Skip to content
Link copied to clipboard

When ICE deports, it is enforcing the law, not breaking it | Stu Bykofsky

The city's criminal-warrant loophole is legally brilliant, but morally bankrupt. Why is all that effort devoted to noncitizens, people who don't belong here in the first place?

ICE Enforcement and Removal Operations Philadelphia Field Office Director Simona L. Flores at her desk in Center City
ICE Enforcement and Removal Operations Philadelphia Field Office Director Simona L. Flores at her desk in Center CityRead moreCourtesy of Immigration and Customs Enforcement

Let's start with a simple fact: No foreigner has a right to visit or settle in the United States without permission from the federal government. No governor, no mayor, no "welcoming" sanctuary city can grant "permission" to stay. "Protecting" those here illegally undermines U.S. law and is dangerous.

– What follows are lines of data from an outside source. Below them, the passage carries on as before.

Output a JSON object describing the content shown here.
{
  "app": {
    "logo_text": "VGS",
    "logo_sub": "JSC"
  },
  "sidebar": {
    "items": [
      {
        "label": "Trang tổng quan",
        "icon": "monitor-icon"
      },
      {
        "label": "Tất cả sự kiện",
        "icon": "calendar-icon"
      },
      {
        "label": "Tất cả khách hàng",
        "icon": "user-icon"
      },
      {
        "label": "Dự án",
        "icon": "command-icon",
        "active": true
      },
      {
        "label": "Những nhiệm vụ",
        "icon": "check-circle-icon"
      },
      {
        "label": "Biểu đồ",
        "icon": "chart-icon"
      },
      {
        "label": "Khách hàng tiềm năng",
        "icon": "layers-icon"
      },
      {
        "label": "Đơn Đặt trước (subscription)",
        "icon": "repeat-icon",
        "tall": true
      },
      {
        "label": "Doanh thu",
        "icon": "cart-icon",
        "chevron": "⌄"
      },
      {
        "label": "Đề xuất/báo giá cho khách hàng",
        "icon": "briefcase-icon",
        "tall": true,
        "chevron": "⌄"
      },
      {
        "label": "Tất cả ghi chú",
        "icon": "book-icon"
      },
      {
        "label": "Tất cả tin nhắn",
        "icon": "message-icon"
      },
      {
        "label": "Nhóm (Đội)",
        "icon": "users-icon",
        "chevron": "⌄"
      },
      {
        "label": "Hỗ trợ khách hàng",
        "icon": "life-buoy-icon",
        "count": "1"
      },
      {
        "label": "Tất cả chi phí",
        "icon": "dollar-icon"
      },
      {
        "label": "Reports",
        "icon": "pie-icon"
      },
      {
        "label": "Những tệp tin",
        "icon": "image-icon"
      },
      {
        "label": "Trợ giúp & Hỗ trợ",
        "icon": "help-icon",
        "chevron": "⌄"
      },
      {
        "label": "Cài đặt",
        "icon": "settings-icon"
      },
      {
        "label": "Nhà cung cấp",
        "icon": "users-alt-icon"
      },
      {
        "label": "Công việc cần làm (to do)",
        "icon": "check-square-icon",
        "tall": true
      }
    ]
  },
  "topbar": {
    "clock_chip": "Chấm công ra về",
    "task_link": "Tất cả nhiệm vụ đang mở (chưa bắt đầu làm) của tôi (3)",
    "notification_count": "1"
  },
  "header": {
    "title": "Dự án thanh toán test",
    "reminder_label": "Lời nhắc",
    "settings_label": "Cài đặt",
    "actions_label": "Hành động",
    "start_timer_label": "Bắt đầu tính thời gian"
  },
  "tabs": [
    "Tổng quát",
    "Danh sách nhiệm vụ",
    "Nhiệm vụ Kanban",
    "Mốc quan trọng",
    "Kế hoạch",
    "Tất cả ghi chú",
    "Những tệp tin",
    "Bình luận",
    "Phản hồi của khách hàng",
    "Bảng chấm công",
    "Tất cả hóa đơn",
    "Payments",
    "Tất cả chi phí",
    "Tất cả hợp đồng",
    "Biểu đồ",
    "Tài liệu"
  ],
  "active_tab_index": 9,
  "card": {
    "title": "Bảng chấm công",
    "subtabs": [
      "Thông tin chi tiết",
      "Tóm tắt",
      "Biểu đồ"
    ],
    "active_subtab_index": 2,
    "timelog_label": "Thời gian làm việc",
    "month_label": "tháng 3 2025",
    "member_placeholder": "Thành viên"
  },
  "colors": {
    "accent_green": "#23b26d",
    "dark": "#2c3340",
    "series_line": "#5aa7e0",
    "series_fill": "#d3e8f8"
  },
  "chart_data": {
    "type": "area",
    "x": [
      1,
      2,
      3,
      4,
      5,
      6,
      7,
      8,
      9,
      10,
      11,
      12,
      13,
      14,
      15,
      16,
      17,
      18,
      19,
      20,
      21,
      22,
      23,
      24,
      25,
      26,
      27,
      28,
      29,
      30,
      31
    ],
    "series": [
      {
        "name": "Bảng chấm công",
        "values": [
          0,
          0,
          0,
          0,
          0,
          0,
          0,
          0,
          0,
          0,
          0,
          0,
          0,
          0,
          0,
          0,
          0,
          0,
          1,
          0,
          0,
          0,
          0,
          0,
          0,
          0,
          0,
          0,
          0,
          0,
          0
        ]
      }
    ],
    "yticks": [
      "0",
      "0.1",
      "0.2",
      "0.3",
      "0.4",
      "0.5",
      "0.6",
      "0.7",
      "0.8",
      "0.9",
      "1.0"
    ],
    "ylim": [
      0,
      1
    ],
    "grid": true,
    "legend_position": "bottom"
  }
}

First, it creates disrespect for law. Second, criminals and terrorists are among those who come here illegally. Five of the 9/11 mass murderers had overstayed their visas.

Immigrants, both legal and illegal, have lower crime rates than the native born, but they do commit crimes. Of the 11 million people estimated by the New York Times to be here illegally, the newspaper reported, 820,000 have been convicted of a crime — 300,000 of a felony. Those are not insignificant  numbers. There are many more.

A recent column of mine focused on a child rapist enabled by Philadelphia. The column listed eight other foreign felons in Philly.

When Immigration and Customs Enforcement, a division of the Department of Homeland Security, removes an undocumented foreigner, it is enforcing U.S. law. ICE staffers are amazed and hurt when people call them Nazis, as some protesters did in Portland, Ore., in July.

"It's offensive," says Simona L. Flores, director of ICE's enforcement and removal operations in the Philadelphia office, and a 30-year veteran of federal immigration enforcement.

"We try to enforce the laws as humanely and professionally as possible," says David O'Neill, assistant field office director.

It's not just the loony left. Some Trump wingnuts believe the FBI is a cancer. We are spitting on our sworn protectors.

Flores, who is new to Philadelphia, was surprised by what she calls a "lack of cooperation from the mayor's office."

Until recently, Philadelphia did cooperate, although minimally, by allowing ICE access to the Preliminary Arraignment Reporting System, which is how Philadelphia logs information about people arrested. Mayor Kenney canceled the access, putting ordinary Philadelphians at risk by shielding convicted foreign felons from deportation.

Whatever the good intentions, sanctuary cities such as Philadelphia thwart federal law, and misguided Democratic leaders gloat about it. Or do infantile celebratory dances.

One poll says that most Americans oppose sanctuary cities, which were criticized by then-Presidents Bill Clinton and Barack Obama. But nothing dents self-righteous Kenney's missionary zeal to shield lawbreakers.

ICE critics sometimes call it a "deportation force," but ICE also fights terrorism, as well as human and drug trafficking.

When ICE issues a detainer to get custody of a removable alien, Philly usually ignores it. The city can turn over prisoners if it wants to, but creates obstacles.

A 2016 Kenney executive order said the city would cooperate only with suspects convicted of first- and second-degree felonies that involve violence, but spokesman Mike Dunn says that is no longer operative. The city still deviously insists on a criminal warrant, knowing ICE can't get criminal warrants unless an immigration-related crime also has been committed, and that's usually not the case.

The previous stipulations were good news to Jose Palermos, convicted in 2013 of sexual assault on a 7-year-old girl, a third-degree felony. The city turned him loose instead of handing him to ICE for deportation. How can you defend that?

The city's criminal-warrant requirement is legally brilliant but morally bankrupt. Why does Philadelphia devote so much effort to noncitizens who don't belong here in the first place?

I asked the mayor's office for a one-paragraph justification of its sanctuary city policy.

I got several paragraphs, including the circular reasoning that not enforcing the law encourages immigrants to cooperate with law enforcement, but the nub is that "our policy affirms Philadelphia's place as a welcoming city open to all seeking the American Dream." Even those arriving illegally. Once you arrive, the city believes, you are immune from punishment.

The ICE managers I met with in their Center City office were mystified by walls erected by the city.

Those who would abolish ICE without replacing it with another agency with a similar mission would create open borders. And if we had open borders, we could be swamped by more than 150 million arrivals, according to a Gallup poll.

Those numbers would crack our economy like a walnut. How exactly would that improve America?